Billy Graham granted his first interview in several years Dec. 20, telling Fox News' Greta Van Susteren that if he could do it over again, he would spend less time traveling and more time in meditation and prayer. The renowned evangelist, now 92, spoke to Van Susteren just before meeting President George W. Bush and his wife Laura in Charlotte, N.C. If Graham had the opportunity to live his life over again, he said there are things he would do differently. "I would study more. I would pray more, travel less, take less speaking engagements. I took too many of them in too many places around the world," he said, according to Baptist Press. "If I had it to do over again, I'd spend more time in meditation and prayer and just telling the Lord how much I love Him and adore Him and [am] looking forward the time we're going to spend together for eternity."
NIV 2011 Released in Digital Format
Zondervan has launched the first product featuring the updated New International Version of the Bible (NIV) -- a digital eBook of the bestselling translation. The digital release marks the first time that a new Bible translation has launched in a digital format prior to publication in a print format. "With the updated NIV complete and consumers enthusiastically awaiting its arrival, we wanted to make it available as soon as possible," said Moe Girkins, president and CEO of Zondervan.
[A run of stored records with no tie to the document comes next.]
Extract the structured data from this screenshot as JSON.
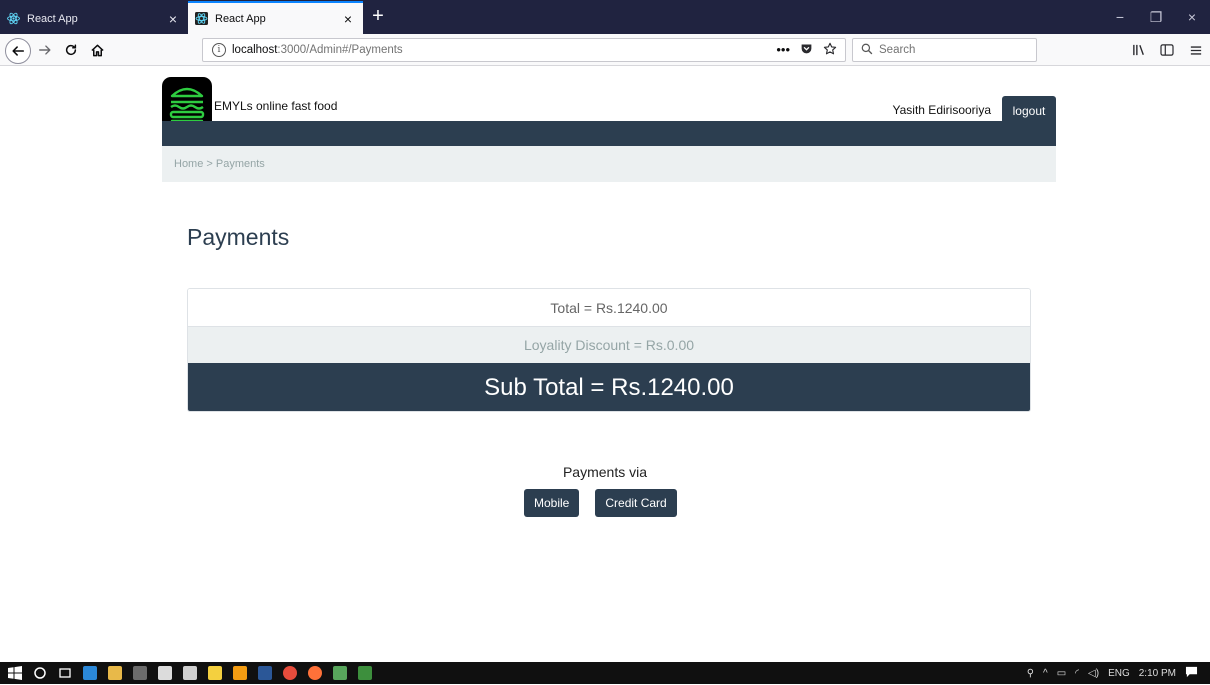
{
  "browser": {
    "tabs": [
      {
        "title": "React App",
        "active": false
      },
      {
        "title": "React App",
        "active": true
      }
    ],
    "new_tab_symbol": "+",
    "close_symbol": "×",
    "window_controls": {
      "minimize": "−",
      "restore": "❐",
      "close": "×"
    },
    "url": {
      "host": "localhost",
      "rest": ":3000/Admin#/Payments"
    },
    "url_actions": [
      "•••",
      "shield-icon",
      "star-icon"
    ],
    "search_placeholder": "Search",
    "accent": "#0a84ff",
    "tabstrip_color": "#202340"
  },
  "header": {
    "brand_name": "EMYLs online fast food",
    "user_name": "Yasith Edirisooriya",
    "logout_label": "logout",
    "logo_icon": "burger-icon",
    "primary_color": "#2c3e50"
  },
  "breadcrumb": {
    "text": "Home > Payments"
  },
  "payments": {
    "title": "Payments",
    "total_text": "Total = Rs.1240.00",
    "discount_text": "Loyality Discount = Rs.0.00",
    "subtotal_text": "Sub Total = Rs.1240.00",
    "via_label": "Payments via",
    "mobile_label": "Mobile",
    "credit_card_label": "Credit Card"
  },
  "taskbar": {
    "apps": [
      "windows-start-icon",
      "cortana-icon",
      "task-view-icon",
      "edge-icon",
      "file-explorer-icon",
      "terminal-icon",
      "store-icon",
      "mail-icon",
      "sticky-notes-icon",
      "vlc-icon",
      "word-icon",
      "chrome-icon",
      "firefox-icon",
      "notepad-icon",
      "download-icon"
    ],
    "tray": {
      "language": "ENG",
      "time": "2:10 PM"
    }
  }
}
Print products featuring the updated NIV are scheduled for release in March 2011. As a Christmas gift, the publisher says they will donate a New Testament of a new NIV-like Hindi translation through Biblica for every digital copy bought until January 4. The NIV update was completed in the fall of 2010 after years of rigorous translation work by the Committee on Bible Translation. The 2010 NIV will replace the 1984 version as well as the controversial TNIV.
Hospital Stripped of Catholic Affiliation after In-House Abortion
The Christian Post reports that the Roman Catholic Diocese of Phoenix, Ariz., stripped St. Joseph's Hospital and Medical Center of its Catholic affiliation Tuesday after learning that the hospital performed an in-house abortion. The Christian Post reports that medical staff at the hospital terminated an 11-week pregnancy in 2009, allegedly performed because the woman was at risk of death. "In the decision to abort, the equal dignity of mother and her baby were not both upheld," announced Bishop Thomas Olmsted at Tuesday's press conference. St. Joseph's president, Linda Hunt, defended the hospital's actions in a statement, saying the abortion was necessary to save the mother's life. The hospital's ethics team concluded the pregnancy could be ended under the church's ethical directives because "the goal was not to end the pregnancy but save the mother's life," hospital officials stated.